SUPPLIED DATA =>
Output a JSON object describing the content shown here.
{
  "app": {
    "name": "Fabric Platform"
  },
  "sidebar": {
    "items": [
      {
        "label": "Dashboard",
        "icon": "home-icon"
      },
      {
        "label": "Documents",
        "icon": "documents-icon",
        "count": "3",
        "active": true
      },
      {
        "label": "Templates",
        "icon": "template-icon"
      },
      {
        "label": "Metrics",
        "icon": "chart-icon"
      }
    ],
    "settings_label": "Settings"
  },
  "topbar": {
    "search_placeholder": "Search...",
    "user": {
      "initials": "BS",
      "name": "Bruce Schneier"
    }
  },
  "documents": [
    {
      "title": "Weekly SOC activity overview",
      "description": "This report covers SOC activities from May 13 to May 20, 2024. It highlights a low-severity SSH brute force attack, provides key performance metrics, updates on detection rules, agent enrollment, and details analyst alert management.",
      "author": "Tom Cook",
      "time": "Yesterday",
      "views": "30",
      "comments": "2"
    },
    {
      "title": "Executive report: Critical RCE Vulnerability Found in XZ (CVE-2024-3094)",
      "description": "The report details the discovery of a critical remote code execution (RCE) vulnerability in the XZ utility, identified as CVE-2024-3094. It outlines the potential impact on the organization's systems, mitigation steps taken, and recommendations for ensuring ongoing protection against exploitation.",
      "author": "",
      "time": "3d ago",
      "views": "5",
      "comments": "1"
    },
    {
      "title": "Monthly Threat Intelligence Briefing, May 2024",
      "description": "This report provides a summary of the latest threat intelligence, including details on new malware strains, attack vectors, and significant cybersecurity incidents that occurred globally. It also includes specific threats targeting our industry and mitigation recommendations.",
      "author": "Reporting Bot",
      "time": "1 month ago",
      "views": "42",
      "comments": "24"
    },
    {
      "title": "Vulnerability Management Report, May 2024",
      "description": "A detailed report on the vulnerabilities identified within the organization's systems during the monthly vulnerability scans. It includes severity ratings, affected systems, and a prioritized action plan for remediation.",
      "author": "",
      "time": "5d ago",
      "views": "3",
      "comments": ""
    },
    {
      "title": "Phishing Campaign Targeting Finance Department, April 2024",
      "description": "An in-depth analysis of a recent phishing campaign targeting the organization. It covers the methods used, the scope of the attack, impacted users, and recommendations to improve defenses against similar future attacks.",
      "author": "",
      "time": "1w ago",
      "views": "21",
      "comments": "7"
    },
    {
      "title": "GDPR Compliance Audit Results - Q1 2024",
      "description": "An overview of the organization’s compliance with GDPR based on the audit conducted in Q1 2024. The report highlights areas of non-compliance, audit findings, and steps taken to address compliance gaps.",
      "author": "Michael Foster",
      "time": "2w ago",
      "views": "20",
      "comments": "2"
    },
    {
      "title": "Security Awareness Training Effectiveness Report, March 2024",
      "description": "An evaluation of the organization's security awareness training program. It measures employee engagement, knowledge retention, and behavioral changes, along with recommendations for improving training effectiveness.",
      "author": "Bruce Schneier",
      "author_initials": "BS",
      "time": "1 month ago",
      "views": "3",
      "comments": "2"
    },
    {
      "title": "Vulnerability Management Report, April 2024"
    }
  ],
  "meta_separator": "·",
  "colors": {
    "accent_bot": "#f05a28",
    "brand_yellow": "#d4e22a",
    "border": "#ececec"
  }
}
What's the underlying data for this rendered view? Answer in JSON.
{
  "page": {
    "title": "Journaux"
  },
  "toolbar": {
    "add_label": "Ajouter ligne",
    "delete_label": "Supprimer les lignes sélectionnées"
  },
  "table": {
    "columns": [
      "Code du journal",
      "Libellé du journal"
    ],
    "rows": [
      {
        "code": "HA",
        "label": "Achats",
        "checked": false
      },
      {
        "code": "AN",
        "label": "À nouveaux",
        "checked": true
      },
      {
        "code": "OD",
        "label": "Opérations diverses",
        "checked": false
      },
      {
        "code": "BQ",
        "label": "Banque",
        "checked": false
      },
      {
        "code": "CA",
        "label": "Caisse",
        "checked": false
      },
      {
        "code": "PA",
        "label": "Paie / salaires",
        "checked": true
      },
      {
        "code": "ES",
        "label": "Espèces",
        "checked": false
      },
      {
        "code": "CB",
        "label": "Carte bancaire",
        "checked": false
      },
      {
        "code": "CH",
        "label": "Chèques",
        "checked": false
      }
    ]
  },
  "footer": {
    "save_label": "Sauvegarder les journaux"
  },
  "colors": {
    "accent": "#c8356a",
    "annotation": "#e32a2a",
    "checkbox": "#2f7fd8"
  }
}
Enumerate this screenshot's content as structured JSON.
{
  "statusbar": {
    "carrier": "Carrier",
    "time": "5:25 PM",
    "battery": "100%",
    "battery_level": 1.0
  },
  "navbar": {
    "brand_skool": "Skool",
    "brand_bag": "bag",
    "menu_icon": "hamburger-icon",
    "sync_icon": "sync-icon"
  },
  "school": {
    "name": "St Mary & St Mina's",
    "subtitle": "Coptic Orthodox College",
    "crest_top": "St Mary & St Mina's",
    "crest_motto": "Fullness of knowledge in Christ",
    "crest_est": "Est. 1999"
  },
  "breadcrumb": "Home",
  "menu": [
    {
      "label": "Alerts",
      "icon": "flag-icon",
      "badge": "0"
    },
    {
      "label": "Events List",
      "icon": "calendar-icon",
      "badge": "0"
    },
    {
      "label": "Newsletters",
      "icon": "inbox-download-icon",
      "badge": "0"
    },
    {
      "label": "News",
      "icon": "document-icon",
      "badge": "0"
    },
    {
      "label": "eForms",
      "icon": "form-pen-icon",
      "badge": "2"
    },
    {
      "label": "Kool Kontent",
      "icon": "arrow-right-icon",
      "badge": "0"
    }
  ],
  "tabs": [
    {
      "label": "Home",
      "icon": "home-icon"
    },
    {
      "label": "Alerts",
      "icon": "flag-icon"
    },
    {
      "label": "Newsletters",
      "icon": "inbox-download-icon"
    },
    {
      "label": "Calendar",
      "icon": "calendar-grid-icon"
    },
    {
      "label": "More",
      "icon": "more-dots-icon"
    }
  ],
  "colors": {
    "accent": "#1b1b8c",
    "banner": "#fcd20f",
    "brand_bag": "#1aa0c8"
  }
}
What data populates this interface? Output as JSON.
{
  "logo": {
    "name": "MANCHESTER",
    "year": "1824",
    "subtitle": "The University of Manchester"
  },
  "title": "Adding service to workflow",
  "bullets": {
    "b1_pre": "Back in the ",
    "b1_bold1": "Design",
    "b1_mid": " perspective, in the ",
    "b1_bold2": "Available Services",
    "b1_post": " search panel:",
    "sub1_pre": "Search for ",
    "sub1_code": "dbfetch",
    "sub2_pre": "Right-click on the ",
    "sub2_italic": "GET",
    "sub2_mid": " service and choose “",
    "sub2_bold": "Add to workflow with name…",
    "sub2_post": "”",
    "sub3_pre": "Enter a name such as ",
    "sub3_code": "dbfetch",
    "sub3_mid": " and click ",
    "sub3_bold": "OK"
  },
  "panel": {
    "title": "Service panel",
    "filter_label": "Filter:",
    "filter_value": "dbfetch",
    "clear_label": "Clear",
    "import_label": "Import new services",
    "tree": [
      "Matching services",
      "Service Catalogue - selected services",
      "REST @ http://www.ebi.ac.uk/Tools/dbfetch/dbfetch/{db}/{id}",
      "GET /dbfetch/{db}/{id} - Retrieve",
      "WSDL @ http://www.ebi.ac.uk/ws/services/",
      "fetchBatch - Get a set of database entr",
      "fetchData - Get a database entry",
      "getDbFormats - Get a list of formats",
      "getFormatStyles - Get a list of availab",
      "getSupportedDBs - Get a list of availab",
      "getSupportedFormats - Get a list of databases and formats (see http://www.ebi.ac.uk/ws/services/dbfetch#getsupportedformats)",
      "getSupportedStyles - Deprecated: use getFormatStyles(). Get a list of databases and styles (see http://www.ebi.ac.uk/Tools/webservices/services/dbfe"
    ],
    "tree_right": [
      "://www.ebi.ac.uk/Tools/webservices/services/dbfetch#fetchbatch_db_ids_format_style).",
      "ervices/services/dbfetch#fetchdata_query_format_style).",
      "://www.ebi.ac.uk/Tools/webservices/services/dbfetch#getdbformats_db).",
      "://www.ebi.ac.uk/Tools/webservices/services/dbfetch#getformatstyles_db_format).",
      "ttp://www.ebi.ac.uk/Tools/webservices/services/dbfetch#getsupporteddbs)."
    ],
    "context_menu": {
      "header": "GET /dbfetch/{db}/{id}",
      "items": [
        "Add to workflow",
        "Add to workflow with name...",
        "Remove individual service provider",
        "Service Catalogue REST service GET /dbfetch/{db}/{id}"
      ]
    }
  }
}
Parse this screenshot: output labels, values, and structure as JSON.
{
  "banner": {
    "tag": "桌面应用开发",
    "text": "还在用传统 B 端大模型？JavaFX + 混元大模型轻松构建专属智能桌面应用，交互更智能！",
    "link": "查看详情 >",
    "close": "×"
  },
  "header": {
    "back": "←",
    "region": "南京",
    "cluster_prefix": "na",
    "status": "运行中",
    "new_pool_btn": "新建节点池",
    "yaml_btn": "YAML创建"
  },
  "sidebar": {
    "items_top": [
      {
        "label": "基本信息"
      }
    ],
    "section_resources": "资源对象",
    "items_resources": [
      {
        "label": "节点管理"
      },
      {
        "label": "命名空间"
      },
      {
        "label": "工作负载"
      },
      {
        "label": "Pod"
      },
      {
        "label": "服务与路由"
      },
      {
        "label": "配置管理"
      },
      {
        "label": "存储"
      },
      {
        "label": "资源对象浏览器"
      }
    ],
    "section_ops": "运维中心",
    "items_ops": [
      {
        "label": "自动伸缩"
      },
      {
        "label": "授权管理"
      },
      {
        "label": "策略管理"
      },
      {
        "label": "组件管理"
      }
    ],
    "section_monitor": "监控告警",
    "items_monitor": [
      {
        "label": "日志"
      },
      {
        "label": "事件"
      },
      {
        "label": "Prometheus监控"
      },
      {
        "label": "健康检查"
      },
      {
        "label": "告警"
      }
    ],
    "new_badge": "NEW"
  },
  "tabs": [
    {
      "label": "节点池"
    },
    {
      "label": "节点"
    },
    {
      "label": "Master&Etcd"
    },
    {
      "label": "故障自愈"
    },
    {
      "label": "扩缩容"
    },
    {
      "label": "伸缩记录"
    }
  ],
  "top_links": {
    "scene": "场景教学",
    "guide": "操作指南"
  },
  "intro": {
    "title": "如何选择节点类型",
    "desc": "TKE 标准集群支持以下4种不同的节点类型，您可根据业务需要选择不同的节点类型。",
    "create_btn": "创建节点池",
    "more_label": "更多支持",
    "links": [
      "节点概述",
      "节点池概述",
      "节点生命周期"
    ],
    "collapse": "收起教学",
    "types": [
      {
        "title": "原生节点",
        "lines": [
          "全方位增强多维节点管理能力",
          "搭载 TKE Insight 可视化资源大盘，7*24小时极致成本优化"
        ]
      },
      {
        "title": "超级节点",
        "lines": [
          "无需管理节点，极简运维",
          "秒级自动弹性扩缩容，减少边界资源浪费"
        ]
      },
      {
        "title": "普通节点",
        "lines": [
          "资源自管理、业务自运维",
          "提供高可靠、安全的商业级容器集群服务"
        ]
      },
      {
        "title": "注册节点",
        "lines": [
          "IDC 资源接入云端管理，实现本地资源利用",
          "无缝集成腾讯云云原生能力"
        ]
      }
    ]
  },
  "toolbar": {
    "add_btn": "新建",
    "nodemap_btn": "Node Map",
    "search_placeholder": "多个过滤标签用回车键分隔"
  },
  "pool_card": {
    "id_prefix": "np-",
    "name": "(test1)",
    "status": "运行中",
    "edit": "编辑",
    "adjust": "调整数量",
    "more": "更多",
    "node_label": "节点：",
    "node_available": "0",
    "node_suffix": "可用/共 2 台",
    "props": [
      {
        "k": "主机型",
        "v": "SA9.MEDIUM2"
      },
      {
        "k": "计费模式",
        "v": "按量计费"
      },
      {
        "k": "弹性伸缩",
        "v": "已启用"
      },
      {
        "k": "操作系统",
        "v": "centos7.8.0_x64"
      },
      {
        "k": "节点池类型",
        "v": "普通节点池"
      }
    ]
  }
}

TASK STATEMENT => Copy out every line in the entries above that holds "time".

EXERCISE ANSWER =>
      "time": "Yesterday",
      "time": "3d ago",
      "time": "1 month ago",
      "time": "5d ago",
      "time": "1w ago",
      "time": "2w ago",
      "time": "1 month ago",
    "time": "5:25 PM",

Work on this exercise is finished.